In the 1960's, federal entitlement programs, civil rights legislation, equal opportunity statutes and affirmative action programs initiated during Lyndon Johnson's administration broke the last barriers of legal segregation. The path to universities and corporations for some blacks was now wide open. More blacks than ever did what their parents only dreamed of: They fled big city blighted inner-city areas in Chicago, New York, Los Angeles, Detroit, and Atlanta in droves.
By the end of the 1980's, a significant number of blacks were affluent enough to move to the suburbs. The expansion of tract homes, condos and apartments made their move easier. In the 1990s, the stampede of black business and professionals from these areas accelerated.

The greening of the black middle class hasn’t erased the lingering, and some fear deepening, cloud of discrimination. Black professionals, politicians, and celebrities may be light years apart from poor blacks in their wealth and status, and attitudes about race; but color is hardly a thing of the past. It can sting a black millionaire just as easily as it can a black homeless person at any moment. Many affluent blacks still fume in anger as taxicabs speed past and blithely ignore them. They can be stopped, and shaken down and spread eagled by police. They are subjected to poor or no service in restaurants. They file countless EEOC complaints and lawsuits against corporations for stacking them at the low end in management positions.

The Pew survey found that even as blacks blame other blacks for their shortcomings they had no illusion that discrimination is dead and buried. In a seeming paradox, the black middle-class respondents said they were more pessimistic about their future than a decade ago. That pessimism is tied directly to jitters that their economic gains can be snatched away at any time. A sharp economic downturn can dump more than a few of them back in the same crumbling neighborhoods they worked long and hard to get out of.

That’s the dilemma for the two black Americas that no amount of internal fault finding can wipe away. Even Cosby might agree with that.

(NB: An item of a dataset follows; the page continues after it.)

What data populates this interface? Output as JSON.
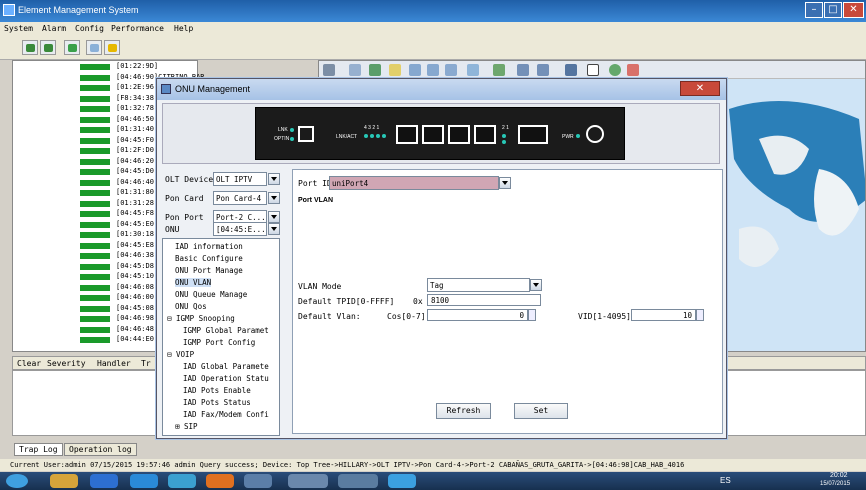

Earl Ofari Hutchinson is an author and political analyst. His new book is The Latino Challenge to Black America: Towards a Conversation between African-Americans and Hispanics (Middle Passage Press)